Activity: Please copy every line from the following entries in which the word "issue" appears.
Extracted material Start Marker
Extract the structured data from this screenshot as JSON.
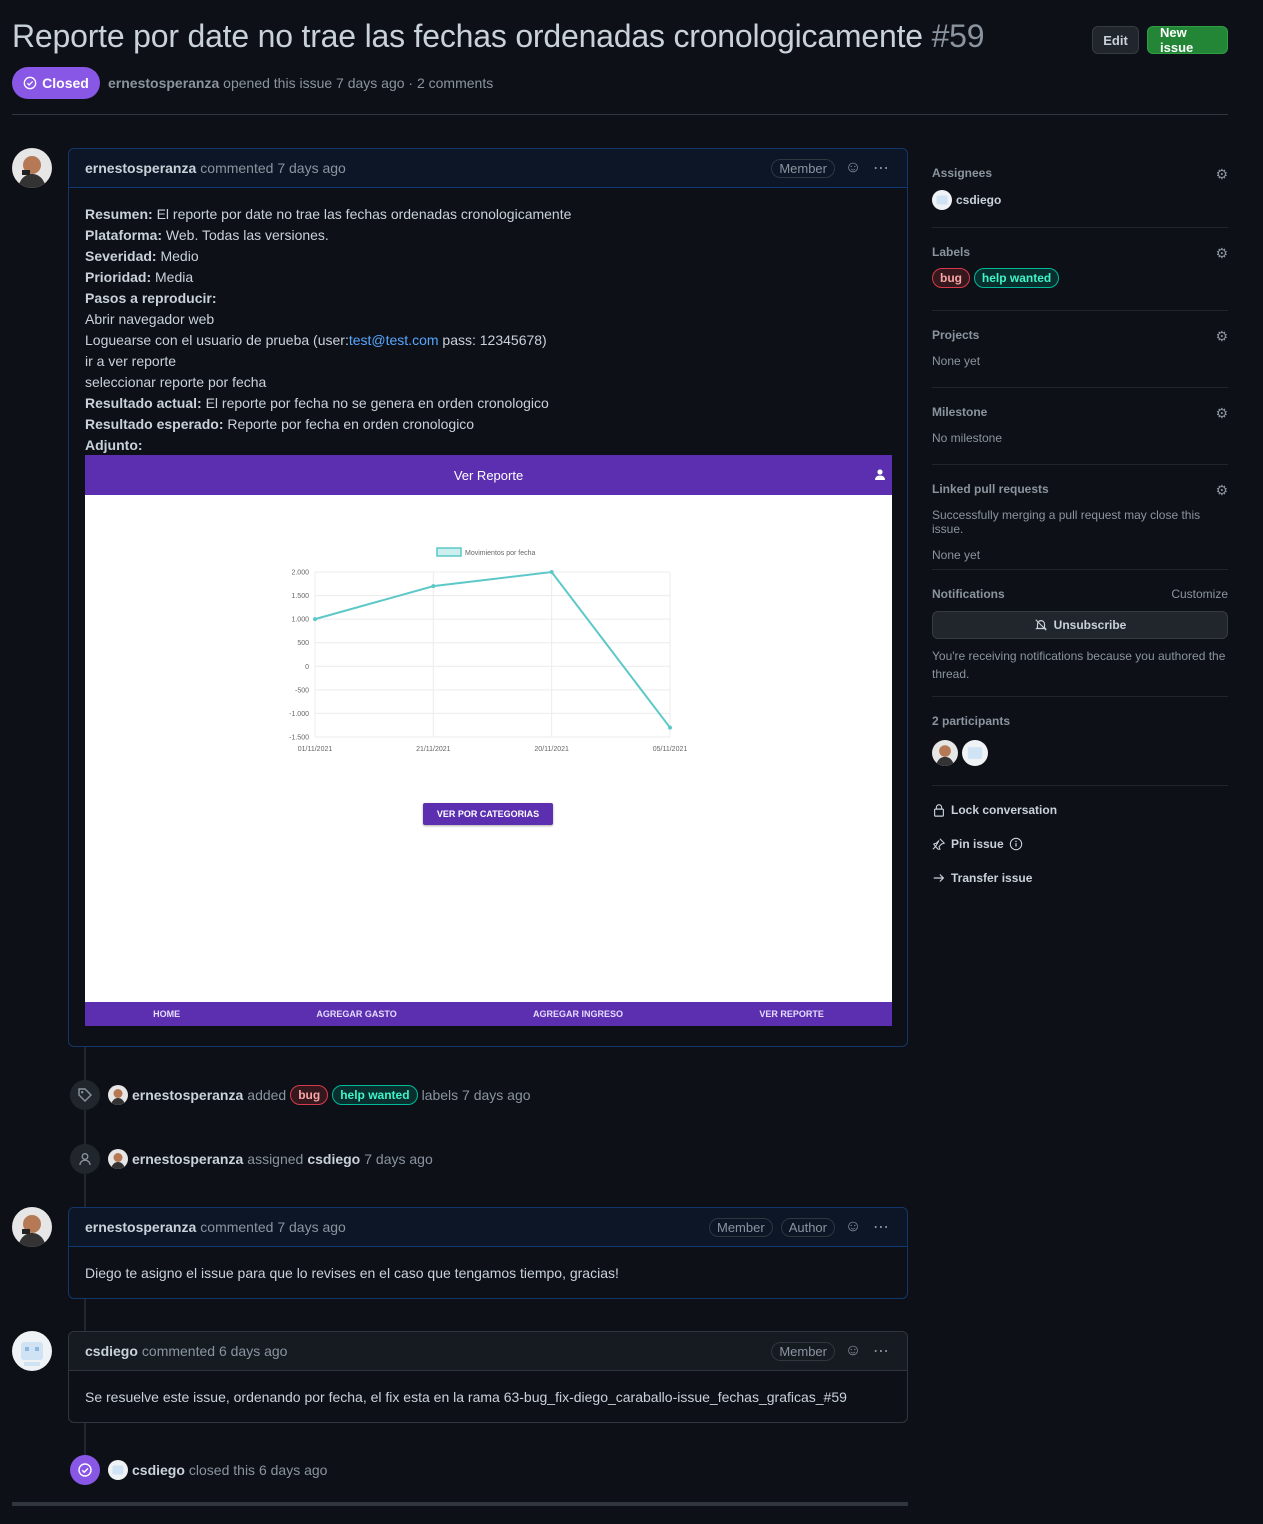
{
  "header": {
    "title": "Reporte por date no trae las fechas ordenadas cronologicamente",
    "number": "#59",
    "edit_label": "Edit",
    "new_issue_label": "New issue",
    "state": "Closed",
    "author": "ernestosperanza",
    "meta_text": "opened this issue 7 days ago · 2 comments"
  },
  "comment1": {
    "author": "ernestosperanza",
    "time": "commented 7 days ago",
    "badge": "Member",
    "lines": [
      {
        "k": "Resumen:",
        "v": " El reporte por date no trae las fechas ordenadas cronologicamente"
      },
      {
        "k": "Plataforma:",
        "v": " Web. Todas las versiones."
      },
      {
        "k": "Severidad:",
        "v": " Medio"
      },
      {
        "k": "Prioridad:",
        "v": " Media"
      },
      {
        "k": "Pasos a reproducir:",
        "v": ""
      }
    ],
    "step1": "Abrir navegador web",
    "step2_pre": "Loguearse con el usuario de prueba (user:",
    "step2_link": "test@test.com",
    "step2_post": " pass: 12345678)",
    "step3": "ir a ver reporte",
    "step4": "seleccionar reporte por fecha",
    "actual_k": "Resultado actual:",
    "actual_v": " El reporte por fecha no se genera en orden cronologico",
    "expected_k": "Resultado esperado:",
    "expected_v": " Reporte por fecha en orden cronologico",
    "attach_k": "Adjunto:"
  },
  "screenshot": {
    "title": "Ver Reporte",
    "legend": "Movimientos por fecha",
    "button": "VER POR CATEGORIAS",
    "nav": [
      "HOME",
      "AGREGAR GASTO",
      "AGREGAR INGRESO",
      "VER REPORTE"
    ]
  },
  "chart_data": {
    "type": "line",
    "categories": [
      "01/11/2021",
      "21/11/2021",
      "20/11/2021",
      "05/11/2021"
    ],
    "series": [
      {
        "name": "Movimientos por fecha",
        "values": [
          1000,
          1700,
          2000,
          -1300
        ]
      }
    ],
    "yticks": [
      "2.000",
      "1.500",
      "1.000",
      "500",
      "0",
      "-500",
      "-1.000",
      "-1.500"
    ],
    "ylim": [
      -1500,
      2000
    ],
    "grid": true,
    "legend": "top",
    "color": "#5cc8c8"
  },
  "events": {
    "labels_actor": "ernestosperanza",
    "labels_added": "added",
    "labels_suffix": "labels 7 days ago",
    "assign_actor": "ernestosperanza",
    "assign_verb": "assigned",
    "assign_target": "csdiego",
    "assign_time": "7 days ago",
    "closed_actor": "csdiego",
    "closed_text": "closed this 6 days ago"
  },
  "comment2": {
    "author": "ernestosperanza",
    "time": "commented 7 days ago",
    "badge1": "Member",
    "badge2": "Author",
    "body": "Diego te asigno el issue para que lo revises en el caso que tengamos tiempo, gracias!"
  },
  "comment3": {
    "author": "csdiego",
    "time": "commented 6 days ago",
    "badge": "Member",
    "body": "Se resuelve este issue, ordenando por fecha, el fix esta en la rama 63-bug_fix-diego_caraballo-issue_fechas_graficas_#59"
  },
  "labels": {
    "bug": "bug",
    "help": "help wanted"
  },
  "sidebar": {
    "assignees_title": "Assignees",
    "assignee": "csdiego",
    "labels_title": "Labels",
    "projects_title": "Projects",
    "projects_value": "None yet",
    "milestone_title": "Milestone",
    "milestone_value": "No milestone",
    "linked_title": "Linked pull requests",
    "linked_desc": "Successfully merging a pull request may close this issue.",
    "linked_value": "None yet",
    "notifications_title": "Notifications",
    "customize": "Customize",
    "unsubscribe": "Unsubscribe",
    "notif_desc": "You're receiving notifications because you authored the thread.",
    "participants_title": "2 participants",
    "lock": "Lock conversation",
    "pin": "Pin issue",
    "transfer": "Transfer issue"
  }
}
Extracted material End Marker
Result:
    "new_issue_label": "New issue",
    "meta_text": "opened this issue 7 days ago · 2 comments"
    "body": "Diego te asigno el issue para que lo revises en el caso que tengamos tiempo, gracias!"
    "body": "Se resuelve este issue, ordenando por fecha, el fix esta en la rama 63-bug_fix-diego_caraballo-issue_fechas_graficas_#59"
    "linked_desc": "Successfully merging a pull request may close this issue.",
    "pin": "Pin issue",
    "transfer": "Transfer issue"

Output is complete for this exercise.